To say that all German nouns ending with “anz” are feminine would be inaccurate, but there is a grain of truth in that. All German nouns that have the suffix -anz are feminine, as in:
die Dominanz (dominance)
die Intoleranz (intolerance)
die Kulanz (goodwill, fairness)
die Resonanz (resonance)
There are about 400 such nouns. As you can see, they usually correspond to English nouns with the suffix -ance (because they both originally come from Latin words with the suffix -antia).
There are a small number of (rather uncommon) masculine nouns that end with “anz” that is not a suffix:
der Mummenschanz (a dated word for mummery, a performance in masks)
der Popanz (a person of overestimated dangerousness; may also refer to a person who appears to be powerful but is in fact controlled by others, i.e. a “puppet”)
All monosyllabic words that end with “anz” are masculine as well. Those are the following:
der Kranz (wreath, garland)
der Schwanz (tail)
der Tanz (dance)
Compound nouns derived from these, such as der Blumenkranz (floral wreath) or Schweineschwanz (pigtail), are all masculine as well. There are about 400 such compound nouns; that is, the number of masculine nouns ending with “anz” is about the same as the number of feminine nouns with the suffix -anz, but you will be able to recognize the masculine ones easily if you memorize the list above.

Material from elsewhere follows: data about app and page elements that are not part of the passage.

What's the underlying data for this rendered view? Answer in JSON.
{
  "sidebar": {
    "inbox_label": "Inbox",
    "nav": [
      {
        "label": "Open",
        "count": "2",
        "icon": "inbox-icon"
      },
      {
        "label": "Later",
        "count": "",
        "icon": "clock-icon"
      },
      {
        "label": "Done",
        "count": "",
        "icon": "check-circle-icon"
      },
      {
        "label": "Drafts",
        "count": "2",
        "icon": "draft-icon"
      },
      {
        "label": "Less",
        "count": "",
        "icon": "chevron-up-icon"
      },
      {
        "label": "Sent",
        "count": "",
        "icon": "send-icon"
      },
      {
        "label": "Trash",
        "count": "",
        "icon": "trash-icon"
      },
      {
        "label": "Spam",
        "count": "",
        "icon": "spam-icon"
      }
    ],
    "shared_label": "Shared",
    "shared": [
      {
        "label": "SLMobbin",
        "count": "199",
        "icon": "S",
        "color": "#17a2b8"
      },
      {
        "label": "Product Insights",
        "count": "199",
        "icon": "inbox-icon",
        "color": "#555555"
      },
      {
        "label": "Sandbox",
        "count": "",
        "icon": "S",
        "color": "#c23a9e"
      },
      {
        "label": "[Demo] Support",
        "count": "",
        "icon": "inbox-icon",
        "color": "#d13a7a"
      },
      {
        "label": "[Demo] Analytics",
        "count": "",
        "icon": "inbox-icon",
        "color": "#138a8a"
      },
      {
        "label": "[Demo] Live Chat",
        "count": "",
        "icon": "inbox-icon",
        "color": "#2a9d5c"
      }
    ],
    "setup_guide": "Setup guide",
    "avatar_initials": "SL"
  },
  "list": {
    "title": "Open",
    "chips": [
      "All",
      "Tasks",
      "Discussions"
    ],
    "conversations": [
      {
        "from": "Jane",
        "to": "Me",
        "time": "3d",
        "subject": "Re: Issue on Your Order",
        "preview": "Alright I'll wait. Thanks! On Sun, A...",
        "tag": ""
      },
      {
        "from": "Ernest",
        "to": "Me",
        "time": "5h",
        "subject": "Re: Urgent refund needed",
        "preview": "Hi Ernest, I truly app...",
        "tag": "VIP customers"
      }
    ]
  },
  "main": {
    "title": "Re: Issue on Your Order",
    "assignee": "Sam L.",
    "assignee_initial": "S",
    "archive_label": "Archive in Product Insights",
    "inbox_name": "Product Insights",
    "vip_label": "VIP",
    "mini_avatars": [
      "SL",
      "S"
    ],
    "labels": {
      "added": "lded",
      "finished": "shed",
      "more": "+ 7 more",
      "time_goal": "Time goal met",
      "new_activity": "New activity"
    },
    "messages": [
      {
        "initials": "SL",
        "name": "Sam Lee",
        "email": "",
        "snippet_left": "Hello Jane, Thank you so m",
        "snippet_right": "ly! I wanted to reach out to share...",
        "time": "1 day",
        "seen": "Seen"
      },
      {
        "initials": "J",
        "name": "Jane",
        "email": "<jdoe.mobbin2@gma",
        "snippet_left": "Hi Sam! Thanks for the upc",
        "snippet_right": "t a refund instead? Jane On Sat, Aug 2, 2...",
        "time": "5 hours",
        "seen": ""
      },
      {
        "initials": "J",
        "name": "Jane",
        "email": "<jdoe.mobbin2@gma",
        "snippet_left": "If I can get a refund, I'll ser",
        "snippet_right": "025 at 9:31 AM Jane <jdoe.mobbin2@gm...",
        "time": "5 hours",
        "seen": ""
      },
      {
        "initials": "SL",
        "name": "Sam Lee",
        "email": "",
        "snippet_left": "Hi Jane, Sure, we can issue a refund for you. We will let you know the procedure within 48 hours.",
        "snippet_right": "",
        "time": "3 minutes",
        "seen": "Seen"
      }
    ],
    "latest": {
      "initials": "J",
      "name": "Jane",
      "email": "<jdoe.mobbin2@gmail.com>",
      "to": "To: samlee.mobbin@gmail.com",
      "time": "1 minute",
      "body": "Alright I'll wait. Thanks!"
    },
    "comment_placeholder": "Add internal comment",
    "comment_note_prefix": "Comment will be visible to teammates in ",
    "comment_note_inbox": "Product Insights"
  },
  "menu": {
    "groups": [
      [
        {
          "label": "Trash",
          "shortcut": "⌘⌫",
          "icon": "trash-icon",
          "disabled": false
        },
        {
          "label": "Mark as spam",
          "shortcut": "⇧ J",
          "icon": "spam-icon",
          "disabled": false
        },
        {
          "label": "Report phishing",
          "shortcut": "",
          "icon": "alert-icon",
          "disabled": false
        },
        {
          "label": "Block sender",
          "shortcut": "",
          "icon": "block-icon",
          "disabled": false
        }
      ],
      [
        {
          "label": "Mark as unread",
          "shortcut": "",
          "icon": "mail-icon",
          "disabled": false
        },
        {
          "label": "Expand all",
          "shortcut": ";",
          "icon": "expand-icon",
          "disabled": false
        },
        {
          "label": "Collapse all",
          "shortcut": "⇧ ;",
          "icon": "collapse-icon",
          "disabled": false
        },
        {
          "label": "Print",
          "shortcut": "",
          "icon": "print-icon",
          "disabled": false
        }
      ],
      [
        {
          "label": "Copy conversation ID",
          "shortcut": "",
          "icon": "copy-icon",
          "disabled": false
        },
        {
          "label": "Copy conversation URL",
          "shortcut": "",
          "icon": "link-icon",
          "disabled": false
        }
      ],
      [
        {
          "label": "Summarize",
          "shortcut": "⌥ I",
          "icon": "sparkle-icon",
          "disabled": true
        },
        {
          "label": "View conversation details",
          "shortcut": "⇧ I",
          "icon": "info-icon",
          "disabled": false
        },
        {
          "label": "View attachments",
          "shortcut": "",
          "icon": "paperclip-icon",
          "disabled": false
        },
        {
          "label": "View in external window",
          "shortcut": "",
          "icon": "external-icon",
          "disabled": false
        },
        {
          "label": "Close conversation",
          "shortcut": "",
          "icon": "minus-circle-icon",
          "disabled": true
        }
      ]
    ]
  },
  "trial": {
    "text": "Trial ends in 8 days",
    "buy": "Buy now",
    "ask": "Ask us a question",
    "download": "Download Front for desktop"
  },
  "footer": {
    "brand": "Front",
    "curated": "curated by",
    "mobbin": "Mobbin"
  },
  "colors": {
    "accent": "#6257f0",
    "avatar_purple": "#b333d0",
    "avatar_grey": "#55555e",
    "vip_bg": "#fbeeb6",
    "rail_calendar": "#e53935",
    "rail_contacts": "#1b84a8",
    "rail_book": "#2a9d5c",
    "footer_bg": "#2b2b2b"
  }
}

Furthermore, two names of cities end with “anz”: Byzanz (an older name for Constantinople) and Konstanz (a city in Southern Germany). Both nouns are neuter, but since proper nouns are mostly used without articles, you will never see “das Konstanz”, but the article may appear when combined with adjectives, as in “das schöne Konstanz” (the beautiful Konstanz). Note: Don’t confuse the name of Konstanz with “die Konstanz”, which means “constancy, permanence”.